“[We] were talking in the dugout. I was like, ‘I’m probably going to face Shohei in the eighth, or whatever,'” Clemens explained. “I was just throwing it in there, and I got to two strikes. I was like, ‘Oh my god, this might happen. Who knows?' And I threw it 60-whatever miles an hour, and luckily, he took it.”

In reality, it was registered as a 68.4 mph eephus pitch, which in the context of the game worked the same as an expertly-placed, high-velocity heater.

“I just throw a fastball, and then I have like a little ‘air cutter’ that I mess around with for fun. I don’t know,” a still clearly gobsmacked Clemens joked about his pitching repertoire.

Did it look to him like the pitch caught Ohtani off-guard?

“I don’t know. I mean, it caught me by surprise," Clemens said.

“It was a wonderful pitch," Ohtani later said with a laugh.

The circumstances of Clemens’ first strikeout were not ideal. That much was obvious. No team wants to resort to trotting a position player out to the mound, as it likely means things aren’t going well.

“I never even thought I would pitch in the big leagues, you know? So it’s pretty wild,” Clemens said. “I don’t want to ever pitch. None of us [position players] do. When it comes to that moment, it’s unfortunate. … It’s not a fun feeling when we have to do that.”

Of course, these particular circumstances allowed for a bit of amusement for Clemens, who has now logged six innings, allowing three runs on 10 hits with that one now-legendary strikeout.
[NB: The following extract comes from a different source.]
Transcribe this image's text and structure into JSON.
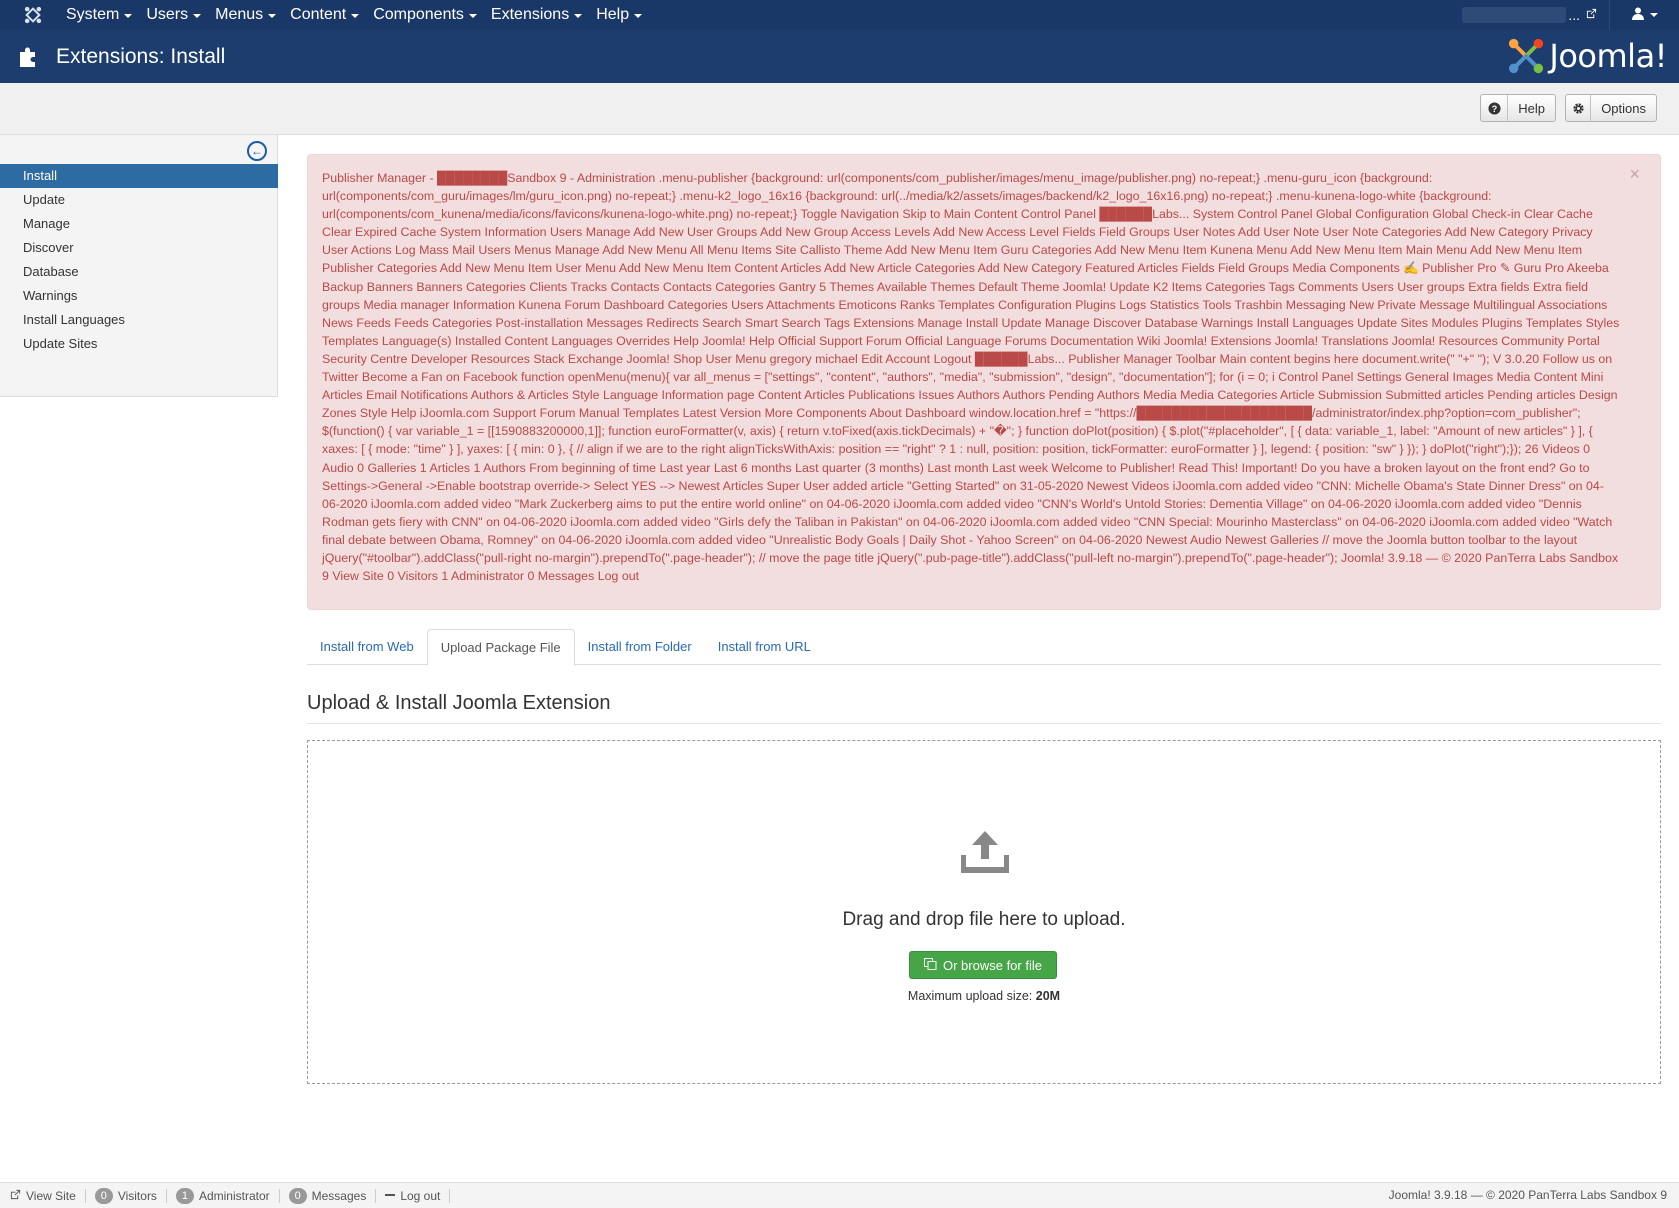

Is he on his way to becoming baseball's next two-way star?

“No, not even close,” Clemens said with a laugh.

“We can’t throw it slow enough for Ohtani,” Hinch said in assessing Clemens’ appearance. “You’ve got to throw it slow, and slow, and slow, and then surprise him with the fastball. A big smile on Kody’s face, Shohei tipped his cap. I don’t know if he’s ever faced a position player before, but that’ll go down in the memory book for Kody.”

It was a rare moment of levity on a night that was otherwise a wash for the rebuilding Tigers (51-84), who were shut out for the 19th time this season, the most by a Tigers team since 1976, and tying the 2014 Mariners for the most by an AL team in the past 40 years.

Against Angels lefty José Suarez and a pair of relievers, Detroit mustered only four hits -- none of which came from rookie Riley Greene, whose 13-game hitting streak ended. Despite that, Greene turned in an impressive night on defense, coming close to a miraculous catch in the third on a Luis Rengifo triple and -- on the next pitch -- making a diving catch on a liner from Taylor Ward.

“He’s been incredible,” Hinch said of Greene. “He’s always prepared, he does his part. Effort’s never a problem. He’s running all over the place, diving on the warning track. He’s got a bright future.”

Does Clemens also have a bright future in terms of bragging rights he could use when sparring with his father about their careers?

“I mean, no,” Clemens admitted. “He struck out a bunch of unbelievable hitters in his career, so he’s got me by a long shot.”

In this case, that long shot is separated by 4,671 -- though the younger Clemens at least has a surreal story to tell for the rest of his life.